Traffic and transport

There is a bus connection from Connexxion to Goes, Middelburg, Hulst, Oostburg, Kloosterzande, Zelzate and Ghent.

Regional roads
The N61 is partly provincial and partly national and runs from Schoondijke to Terhole.

The N62 is a provincial road that goes just near Goes through the Western Scheldt tunnel past Terneuzen on the west side of the Ghent-Terneuzen Canal over the bridge of Sluiskil towards the border with Zelzate. In 2016, the Sluiskil tunnel was taken into use.

There has also been a rail connection with Ghent, the railway line 54 Mechelen - Terneuzen and railway line 55 Ghent - Terneuzen. However, it was closed to passenger traffic in 1950 because the operation was not profitable. Line 54 is now broken up between Sint-Niklaas and Axelse Vlakte; line 55 is still used by freight trains from Terneuzen via Sluiskil, Sas-van-Gent, Zelzate, Wondelgem and railway line 58 to Merelbeke-Vorming and vice versa. In Zeeuws-Vlaanderen, this line, together with the connected industrial connections (including the remainder of line 54 between Axelse Vlakte and Sluiskil), is the only remaining railway line in use.

There are talks to reopen a passenger connection with Ghent. Nowadays, this connection has been partly taken over by Connexxion buses that run from Middelburg to Ghent at weekends and during the summer on working days.



In Terneuzen there are 14 primary schools and 1 for secondary education, namely Het Lodewijk College. There is also a school (Scalda) for secondary vocational education (mbo) and adult education, where a number of HZ University of Applied Sciences propaedeutic phases can also be followed.



The Port Days take place every year in June, a celebration focused on the port and the water. There are markets and well-known music, and there is a fair. Also in June is Schelde Jazz, a major jazz festival. In July Festival de Ballade, on the head of Kanada with various artists; local and national acquaintances.
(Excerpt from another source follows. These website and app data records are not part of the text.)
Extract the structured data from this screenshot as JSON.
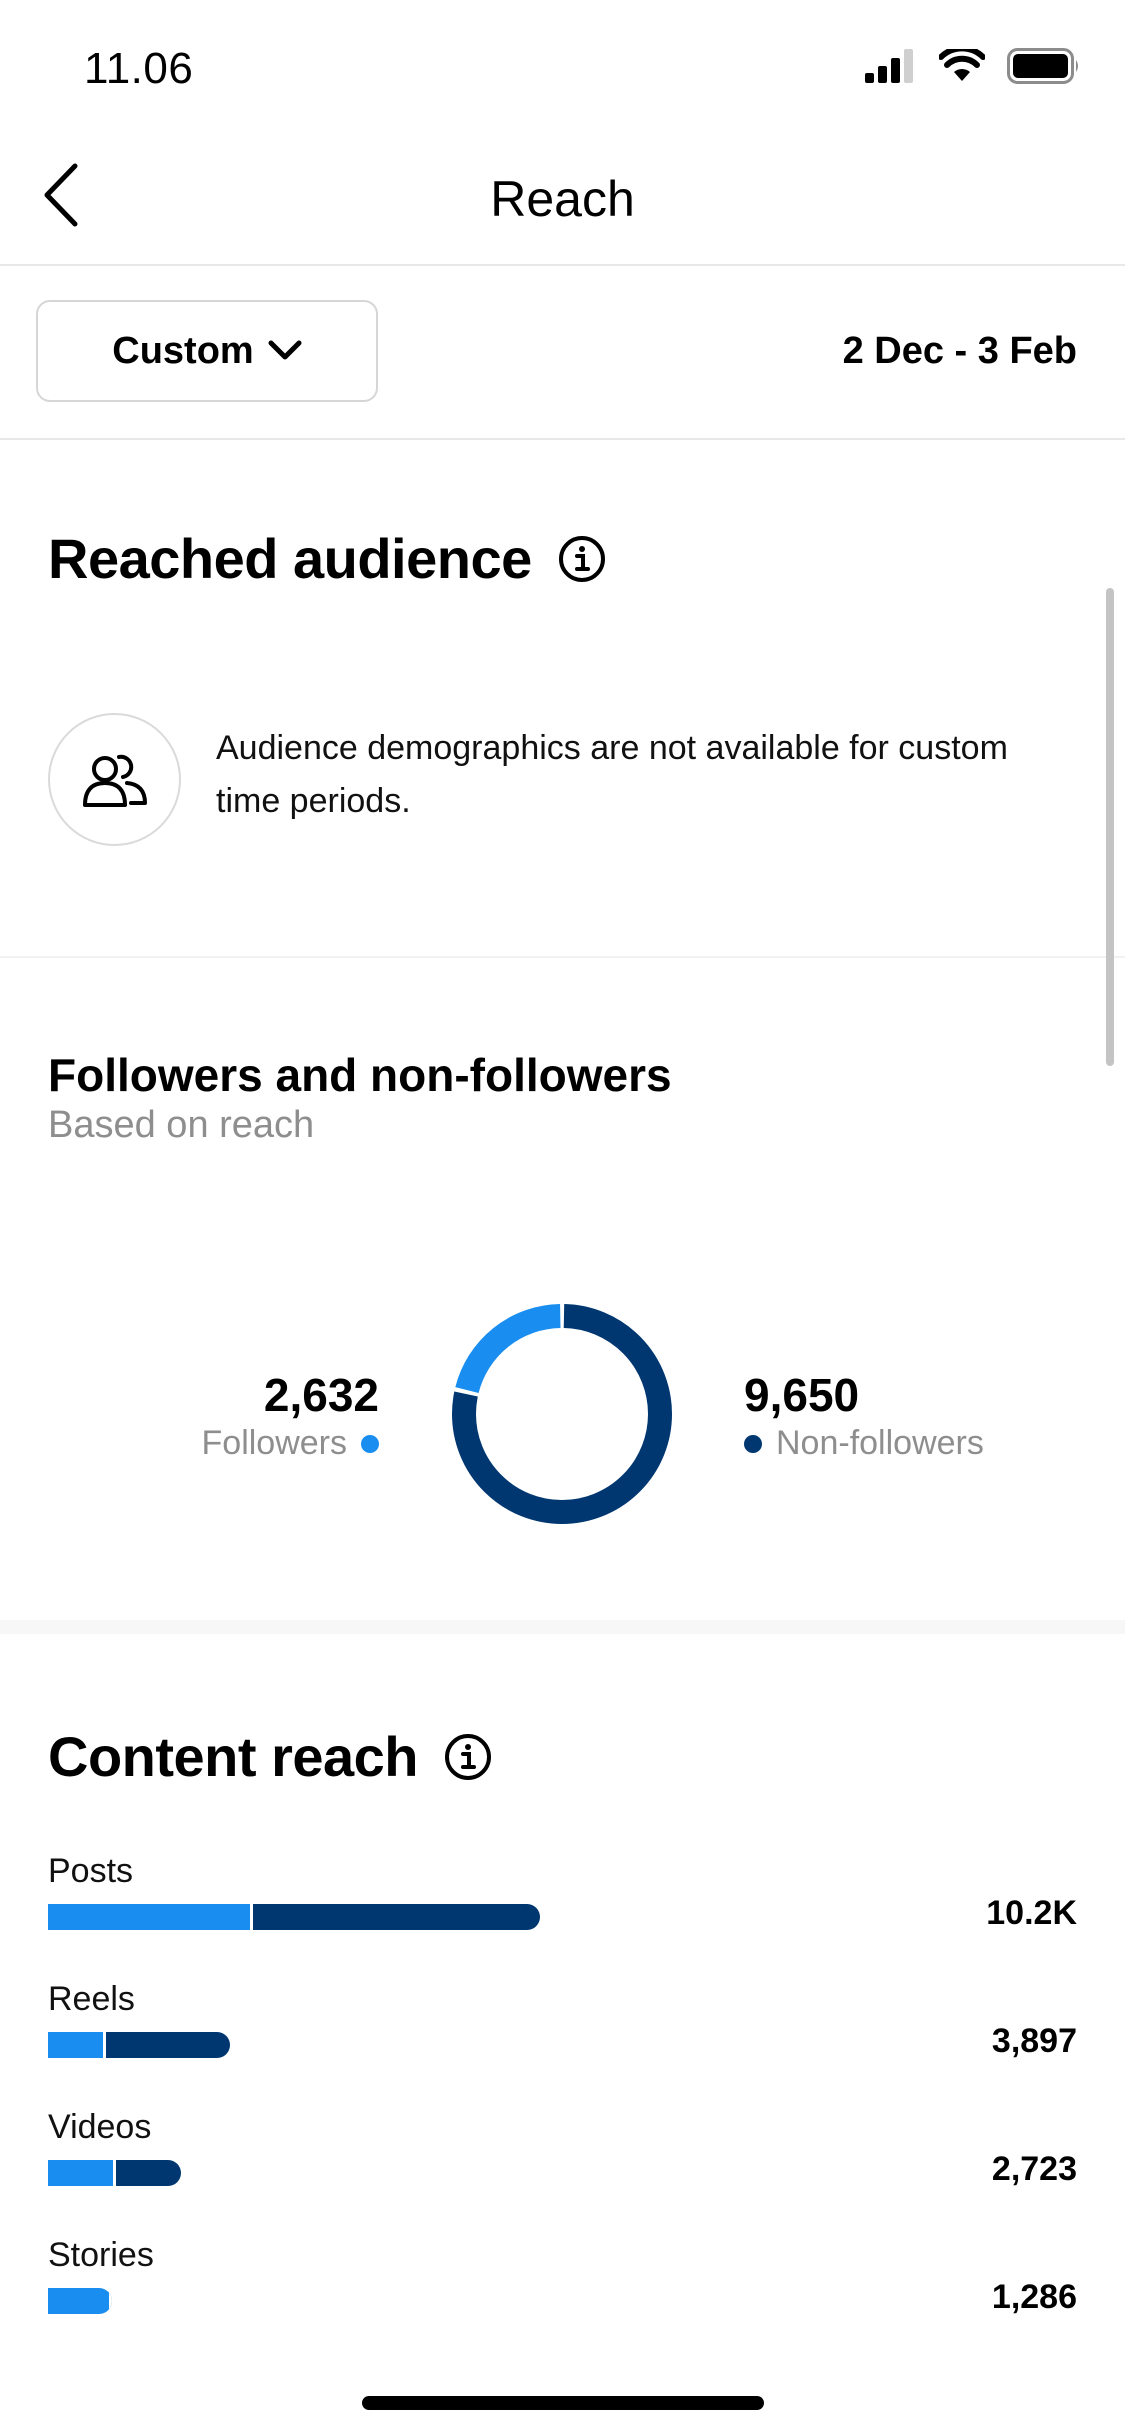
{
  "status_bar": {
    "time": "11.06"
  },
  "nav": {
    "title": "Reach"
  },
  "filter": {
    "period_label": "Custom",
    "date_range": "2 Dec - 3 Feb"
  },
  "reached_audience": {
    "title": "Reached audience",
    "message": "Audience demographics are not available for custom time periods."
  },
  "followers_section": {
    "title": "Followers and non-followers",
    "caption": "Based on reach",
    "followers": {
      "value": "2,632",
      "label": "Followers",
      "color": "#1a8ef0"
    },
    "non_followers": {
      "value": "9,650",
      "label": "Non-followers",
      "color": "#003770"
    }
  },
  "content_reach": {
    "title": "Content reach",
    "colors": {
      "followers": "#1a8ef0",
      "non_followers": "#003770"
    },
    "items": [
      {
        "label": "Posts",
        "value": "10.2K",
        "followers_share": 0.41,
        "total_fraction": 1.0
      },
      {
        "label": "Reels",
        "value": "3,897",
        "followers_share": 0.3,
        "total_fraction": 0.37
      },
      {
        "label": "Videos",
        "value": "2,723",
        "followers_share": 0.49,
        "total_fraction": 0.27
      },
      {
        "label": "Stories",
        "value": "1,286",
        "followers_share": 0.95,
        "total_fraction": 0.13
      }
    ]
  }
}
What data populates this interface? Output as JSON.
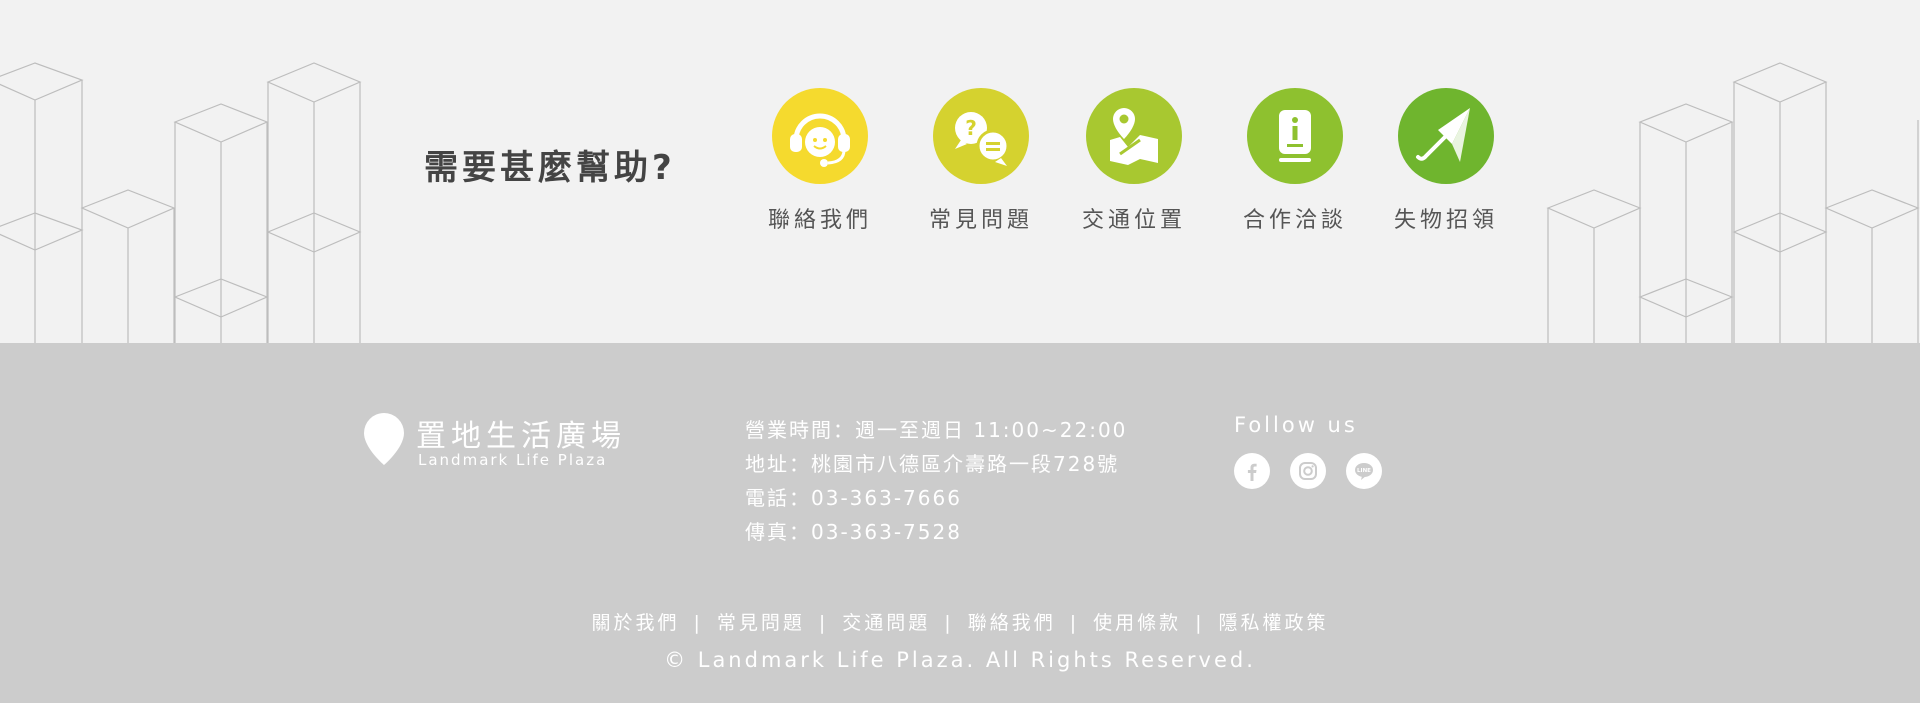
{
  "help": {
    "title": "需要甚麼幫助?",
    "items": [
      {
        "label": "聯絡我們",
        "icon": "customer-service-icon",
        "color": "#f5da2e"
      },
      {
        "label": "常見問題",
        "icon": "faq-chat-icon",
        "color": "#d5d22f"
      },
      {
        "label": "交通位置",
        "icon": "map-pin-icon",
        "color": "#a8c830"
      },
      {
        "label": "合作洽談",
        "icon": "info-document-icon",
        "color": "#8ec12f"
      },
      {
        "label": "失物招領",
        "icon": "umbrella-icon",
        "color": "#6fb52e"
      }
    ]
  },
  "footer": {
    "logo": {
      "cn": "置地生活廣場",
      "en": "Landmark Life Plaza"
    },
    "info": {
      "hours": "營業時間：週一至週日 11:00~22:00",
      "address": "地址：桃園市八德區介壽路一段728號",
      "phone": "電話：03-363-7666",
      "fax": "傳真：03-363-7528"
    },
    "follow": {
      "title": "Follow us",
      "icons": [
        "facebook-icon",
        "instagram-icon",
        "line-icon"
      ]
    },
    "nav": [
      "關於我們",
      "常見問題",
      "交通問題",
      "聯絡我們",
      "使用條款",
      "隱私權政策"
    ],
    "nav_separator": "|",
    "copyright": "© Landmark Life Plaza. All Rights Reserved."
  },
  "colors": {
    "help_bg": "#f2f2f2",
    "footer_bg": "#cccccc",
    "title_text": "#444444",
    "label_text": "#555555",
    "footer_text": "#ffffff"
  }
}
The Scheldetheater offers concerts and plays all year round. In addition, there is a medium-sized fair every year in September.